01. He has a [reputation] as an excellent doctor; that is why we chose him.
02. Liz Smith once said that you can't build a [reputation] on what you're going to do.
03. She has a [reputation] for being a very shrewd businesswoman.
04. This school has an excellent [reputation] in the community.
05. His [reputation] as a stockbroker was ruined by allegations of insider trading.
06. The university has managed to attract a lot of students because of its excellent [reputation] abroad.
07. No one in the office really wants to work with Oscar because he has such a [reputation] for laziness.
08. Henry Kissinger once remarked that ninety percent of the politicians give the other ten percent a bad [reputation].
09. There is a Chinese proverb that states that of a dead leopard we keep the skin, of man his [reputation].
10. Germany has a [reputation] for producing high-quality goods.
11. Jamaican politics has acquired a bad [reputation] for bringing violence to the streets of this island nation.
12. Fiji Islanders were once feared for their fierce [reputation] as cannibals.
13. As a developing nation, Lesotho is struggling, but it has built for itself a [reputation] for dependable tourism.
14. Trinidad and Tobago has developed a [reputation] as an excellent investment site for international businesses.
15. In addition to its [reputation] as one of the most prestigious universities in the world, Harvard is also the oldest higher-education institute in the United States.
16. The Greek sculptor Daedalos was [reputed] to have made statues that were so lifelike that they could actually walk and talk.
17. Pearson College has earned a [reputation] for excellence and innovation in international education.
18. Venice in the 1600s, with its [reputation] for freedom from social and religious constraints, was the ideal place for opera to flourish.
19. Greek music theory was [reputedly] founded by Pythagoras around 500 B.C.

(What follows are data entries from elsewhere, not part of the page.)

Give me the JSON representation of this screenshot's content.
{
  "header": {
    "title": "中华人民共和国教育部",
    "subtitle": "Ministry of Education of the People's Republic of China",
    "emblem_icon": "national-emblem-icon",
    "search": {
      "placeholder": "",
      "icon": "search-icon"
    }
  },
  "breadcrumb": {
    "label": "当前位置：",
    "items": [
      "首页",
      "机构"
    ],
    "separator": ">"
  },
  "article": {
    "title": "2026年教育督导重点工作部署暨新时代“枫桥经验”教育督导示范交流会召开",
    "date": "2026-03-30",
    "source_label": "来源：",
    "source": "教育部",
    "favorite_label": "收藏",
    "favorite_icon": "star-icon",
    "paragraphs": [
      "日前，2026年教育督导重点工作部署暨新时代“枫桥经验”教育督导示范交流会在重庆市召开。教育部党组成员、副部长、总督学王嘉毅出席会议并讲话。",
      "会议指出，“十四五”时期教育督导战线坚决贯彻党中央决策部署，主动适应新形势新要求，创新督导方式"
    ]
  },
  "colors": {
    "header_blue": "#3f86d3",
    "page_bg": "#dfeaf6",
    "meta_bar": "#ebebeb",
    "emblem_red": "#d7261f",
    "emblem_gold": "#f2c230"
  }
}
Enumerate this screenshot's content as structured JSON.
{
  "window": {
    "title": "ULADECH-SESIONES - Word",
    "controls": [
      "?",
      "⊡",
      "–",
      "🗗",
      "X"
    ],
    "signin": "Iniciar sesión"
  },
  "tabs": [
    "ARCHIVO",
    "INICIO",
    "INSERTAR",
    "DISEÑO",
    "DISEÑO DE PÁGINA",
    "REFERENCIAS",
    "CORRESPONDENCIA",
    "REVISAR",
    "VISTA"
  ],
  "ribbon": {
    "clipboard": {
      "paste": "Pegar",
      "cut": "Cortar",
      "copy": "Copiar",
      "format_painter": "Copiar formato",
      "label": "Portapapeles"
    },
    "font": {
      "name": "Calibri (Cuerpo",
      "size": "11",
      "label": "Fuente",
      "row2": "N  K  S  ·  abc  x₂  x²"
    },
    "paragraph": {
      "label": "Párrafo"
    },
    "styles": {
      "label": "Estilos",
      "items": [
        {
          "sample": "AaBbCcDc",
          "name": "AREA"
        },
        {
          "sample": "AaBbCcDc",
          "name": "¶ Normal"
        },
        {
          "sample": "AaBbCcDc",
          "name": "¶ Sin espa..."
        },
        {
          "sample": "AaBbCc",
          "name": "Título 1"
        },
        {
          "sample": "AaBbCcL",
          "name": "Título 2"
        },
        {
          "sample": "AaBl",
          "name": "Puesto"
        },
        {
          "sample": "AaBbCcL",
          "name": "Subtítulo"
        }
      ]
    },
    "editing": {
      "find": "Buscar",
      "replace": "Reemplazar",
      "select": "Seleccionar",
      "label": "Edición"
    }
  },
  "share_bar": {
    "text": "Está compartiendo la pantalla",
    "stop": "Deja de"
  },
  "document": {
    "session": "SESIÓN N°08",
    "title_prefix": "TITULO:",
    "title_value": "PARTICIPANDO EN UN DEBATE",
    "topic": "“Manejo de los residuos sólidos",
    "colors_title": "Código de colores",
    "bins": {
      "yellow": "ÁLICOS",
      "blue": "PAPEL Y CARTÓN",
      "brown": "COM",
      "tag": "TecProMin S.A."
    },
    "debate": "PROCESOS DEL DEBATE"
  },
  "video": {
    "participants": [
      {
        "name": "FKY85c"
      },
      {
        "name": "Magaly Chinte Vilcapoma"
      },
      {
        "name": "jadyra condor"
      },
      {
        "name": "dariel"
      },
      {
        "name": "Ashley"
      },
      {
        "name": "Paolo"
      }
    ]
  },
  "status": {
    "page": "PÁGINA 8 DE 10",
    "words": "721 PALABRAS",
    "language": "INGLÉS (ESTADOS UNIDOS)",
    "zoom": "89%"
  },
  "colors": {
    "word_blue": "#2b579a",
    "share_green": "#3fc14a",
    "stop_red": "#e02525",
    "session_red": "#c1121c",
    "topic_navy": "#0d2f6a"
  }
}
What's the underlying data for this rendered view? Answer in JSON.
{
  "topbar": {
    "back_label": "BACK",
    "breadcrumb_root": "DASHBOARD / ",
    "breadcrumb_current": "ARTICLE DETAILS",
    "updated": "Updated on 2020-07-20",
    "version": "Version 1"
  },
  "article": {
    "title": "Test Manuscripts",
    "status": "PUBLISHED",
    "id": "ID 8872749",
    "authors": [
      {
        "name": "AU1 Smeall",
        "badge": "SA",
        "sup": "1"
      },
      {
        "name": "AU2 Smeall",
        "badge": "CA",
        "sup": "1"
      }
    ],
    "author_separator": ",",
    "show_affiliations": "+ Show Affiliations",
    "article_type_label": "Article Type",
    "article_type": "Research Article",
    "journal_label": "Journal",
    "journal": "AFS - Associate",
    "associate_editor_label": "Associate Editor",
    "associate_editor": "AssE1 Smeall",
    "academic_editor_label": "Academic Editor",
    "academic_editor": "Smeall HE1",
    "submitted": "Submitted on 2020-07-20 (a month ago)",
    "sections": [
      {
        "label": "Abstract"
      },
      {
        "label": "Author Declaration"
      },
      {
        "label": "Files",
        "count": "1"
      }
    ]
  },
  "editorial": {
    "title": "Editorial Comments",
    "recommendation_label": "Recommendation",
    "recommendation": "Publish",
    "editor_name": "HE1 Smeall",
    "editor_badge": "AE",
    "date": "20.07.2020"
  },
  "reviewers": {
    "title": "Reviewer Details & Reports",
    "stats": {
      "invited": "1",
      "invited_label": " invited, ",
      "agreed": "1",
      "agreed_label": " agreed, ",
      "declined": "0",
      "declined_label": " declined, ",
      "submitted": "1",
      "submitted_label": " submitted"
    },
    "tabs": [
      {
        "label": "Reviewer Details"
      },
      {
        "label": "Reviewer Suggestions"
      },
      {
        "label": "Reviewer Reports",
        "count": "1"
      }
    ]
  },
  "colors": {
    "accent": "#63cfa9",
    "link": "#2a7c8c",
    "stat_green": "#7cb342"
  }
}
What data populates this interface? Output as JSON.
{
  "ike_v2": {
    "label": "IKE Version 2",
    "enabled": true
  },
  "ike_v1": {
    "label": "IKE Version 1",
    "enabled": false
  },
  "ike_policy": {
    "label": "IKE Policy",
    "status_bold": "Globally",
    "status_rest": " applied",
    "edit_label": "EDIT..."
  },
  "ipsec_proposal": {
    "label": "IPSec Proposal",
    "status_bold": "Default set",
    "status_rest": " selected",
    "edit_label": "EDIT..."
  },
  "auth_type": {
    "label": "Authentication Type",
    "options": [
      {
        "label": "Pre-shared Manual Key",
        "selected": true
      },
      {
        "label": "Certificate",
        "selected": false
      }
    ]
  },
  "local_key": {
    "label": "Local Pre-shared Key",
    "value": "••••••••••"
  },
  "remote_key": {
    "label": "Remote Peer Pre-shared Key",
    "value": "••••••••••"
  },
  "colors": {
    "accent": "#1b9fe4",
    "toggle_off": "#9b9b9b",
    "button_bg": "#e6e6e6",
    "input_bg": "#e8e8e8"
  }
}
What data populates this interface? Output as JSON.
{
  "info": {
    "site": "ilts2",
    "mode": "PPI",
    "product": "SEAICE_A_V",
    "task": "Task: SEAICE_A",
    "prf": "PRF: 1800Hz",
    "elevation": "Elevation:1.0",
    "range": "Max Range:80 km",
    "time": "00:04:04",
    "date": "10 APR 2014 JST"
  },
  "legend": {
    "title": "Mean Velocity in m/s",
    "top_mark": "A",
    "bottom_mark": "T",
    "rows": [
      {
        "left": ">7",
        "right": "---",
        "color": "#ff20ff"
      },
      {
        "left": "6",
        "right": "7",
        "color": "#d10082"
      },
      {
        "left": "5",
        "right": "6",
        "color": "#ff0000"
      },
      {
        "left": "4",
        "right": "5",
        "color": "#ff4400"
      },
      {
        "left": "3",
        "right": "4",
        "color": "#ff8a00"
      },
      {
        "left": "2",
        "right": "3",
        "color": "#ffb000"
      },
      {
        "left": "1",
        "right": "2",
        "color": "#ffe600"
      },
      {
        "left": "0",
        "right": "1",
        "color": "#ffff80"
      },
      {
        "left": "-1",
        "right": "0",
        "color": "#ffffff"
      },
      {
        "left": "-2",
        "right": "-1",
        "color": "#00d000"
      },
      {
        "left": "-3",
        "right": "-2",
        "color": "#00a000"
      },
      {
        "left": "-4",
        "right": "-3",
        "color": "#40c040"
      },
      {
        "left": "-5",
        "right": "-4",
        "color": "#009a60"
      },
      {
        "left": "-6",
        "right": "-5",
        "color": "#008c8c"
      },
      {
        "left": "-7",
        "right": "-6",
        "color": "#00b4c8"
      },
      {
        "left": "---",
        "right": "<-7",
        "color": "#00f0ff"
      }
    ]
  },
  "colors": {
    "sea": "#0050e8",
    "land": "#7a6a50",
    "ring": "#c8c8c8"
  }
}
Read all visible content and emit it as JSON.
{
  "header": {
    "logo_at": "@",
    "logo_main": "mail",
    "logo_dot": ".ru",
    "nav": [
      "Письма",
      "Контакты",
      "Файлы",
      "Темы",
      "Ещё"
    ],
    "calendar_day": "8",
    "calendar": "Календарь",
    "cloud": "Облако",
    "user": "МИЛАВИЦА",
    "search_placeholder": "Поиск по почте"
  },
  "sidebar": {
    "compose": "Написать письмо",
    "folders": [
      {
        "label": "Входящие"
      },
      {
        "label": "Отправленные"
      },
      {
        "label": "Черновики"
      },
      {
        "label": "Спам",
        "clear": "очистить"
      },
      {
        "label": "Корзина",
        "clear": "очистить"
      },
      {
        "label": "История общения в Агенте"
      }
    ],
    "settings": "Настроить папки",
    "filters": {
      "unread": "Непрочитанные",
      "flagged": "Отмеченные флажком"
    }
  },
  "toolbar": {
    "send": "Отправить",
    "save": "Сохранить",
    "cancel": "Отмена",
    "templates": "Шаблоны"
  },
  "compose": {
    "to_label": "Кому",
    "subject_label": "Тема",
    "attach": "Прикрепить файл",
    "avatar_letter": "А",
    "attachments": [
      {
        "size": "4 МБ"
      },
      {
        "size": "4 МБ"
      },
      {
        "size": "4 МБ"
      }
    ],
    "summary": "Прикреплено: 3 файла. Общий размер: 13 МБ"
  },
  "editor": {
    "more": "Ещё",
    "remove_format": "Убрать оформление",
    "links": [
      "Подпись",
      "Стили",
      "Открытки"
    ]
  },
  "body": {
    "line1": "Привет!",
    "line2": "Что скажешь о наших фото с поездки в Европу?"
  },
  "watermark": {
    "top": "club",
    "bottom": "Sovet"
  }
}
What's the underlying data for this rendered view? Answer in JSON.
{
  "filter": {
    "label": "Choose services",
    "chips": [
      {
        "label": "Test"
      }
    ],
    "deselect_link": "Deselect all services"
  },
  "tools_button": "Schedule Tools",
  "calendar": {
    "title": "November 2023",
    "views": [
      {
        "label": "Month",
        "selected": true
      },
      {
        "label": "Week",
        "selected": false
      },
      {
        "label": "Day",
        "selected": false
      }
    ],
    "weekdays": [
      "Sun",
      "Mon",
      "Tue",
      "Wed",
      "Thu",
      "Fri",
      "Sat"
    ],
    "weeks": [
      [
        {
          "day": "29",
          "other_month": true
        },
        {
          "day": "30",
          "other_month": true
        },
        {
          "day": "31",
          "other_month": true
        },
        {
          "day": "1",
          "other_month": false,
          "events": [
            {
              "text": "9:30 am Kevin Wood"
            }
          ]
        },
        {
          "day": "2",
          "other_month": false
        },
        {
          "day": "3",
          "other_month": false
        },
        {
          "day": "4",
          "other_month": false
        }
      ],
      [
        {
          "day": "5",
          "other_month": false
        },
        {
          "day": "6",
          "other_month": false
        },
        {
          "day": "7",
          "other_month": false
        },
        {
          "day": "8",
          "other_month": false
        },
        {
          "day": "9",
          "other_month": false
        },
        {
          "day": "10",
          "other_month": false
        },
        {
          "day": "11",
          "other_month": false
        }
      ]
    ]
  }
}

Grammatical examples in English. 2013.


Look at other dictionaries:

  • réputation — [ repytasjɔ̃ ] n. f. • 1370; lat. reputatio « compte, évaluation » 1 ♦ Le fait d être honorablement connu du point de vue moral. ⇒ gloire; honneur. Compromettre, ternir, perdre sa réputation. « Il est presque toujours en notre pouvoir de rétablir …   Encyclopédie Universelle

  • Reputation — (lat. reputatio „Erwägung“, „Berechnung“) bezeichnet in der Grundbedeutung den Ruf (veraltend: den Leumund) eines Menschen, einer Gruppe oder einer Organisation. Eine hohe Reputation wird gleichgesetzt mit einem guten Ruf. Vereinfacht gesagt… …   Deutsch Wikipedia

  • reputation — Reputation. s. f. v. Renom, estime, opinion publique. Bonne, haute, grande reputation. meschante, mauvaise reputation. il est en bonne, en mauvaise reputation. il est en reputation de voleur, de chicaneur. en quelle reputation est il? il est en… …   Dictionnaire de l'Académie française

  • reputation — rep‧u‧ta‧tion [ˌrepjˈteɪʆn] noun [countable] the opinion people have of something or someone, based on what has happened in the past: • The firm has a very good reputation. • A lengthy legal battle would damage the reputation of both sides.… …   Financial and business terms

  • reputation — rep·u·ta·tion n: overall quality or character as seen or judged by people in general within a community see also character evidence at evidence; reputation testimony at testimony Merriam Webster’s Dictionary of Law …   Law dictionary

  • Reputation — Rep u*ta tion ( t? sh?n), n. [F. r[ e]putation, L. reputatio a reckoning, consideration. See {Repute}, v. t.] [1913 Webster] 1. The estimation in which one is held; character in public opinion; the character attributed to a person, thing, or… …   The Collaborative International Dictionary of English

  • Reputation — Sf guter Ruf erw. obs. (16. Jh.) Entlehnung. Entlehnt aus frz. réputation, dieses aus l. reputātio ( ōnis) Betrachtung, Berechnung , zu l. reputāre anrechnen, erwägen, überdenken , zu l. putāre berechnen, reinigen und l. re , zu l. putus… …   Etymologisches Wörterbuch der deutschen sprache

  • reputation — [rep΄yo͞o tā′shən, rep΄yətā′shən] n. [ME reputacioun < L reputatio < reputatus, pp. of reputare: see REPUTE] 1. estimation in which a person or thing is commonly held, whether favorable or not; character in the view of the public, the… …   English World dictionary

  • reputation — ► NOUN 1) the beliefs or opinions that are generally held about someone or something. 2) a widespread belief that someone or something has a particular characteristic: his reputation as a brainless lad …   English terms dictionary

  • Reputation — (v. lat.), 1) Ruf, bes. 2) guter Ruf, guter Name; 3) Ansehung, Achtung, Ehre. Reputirlich, ehrbar, anständig, rechtlich …   Pierer's Universal-Lexikon

  • Reputation — (lat.), guter Ruf, Ansehen …   Meyers Großes Konversations-Lexikon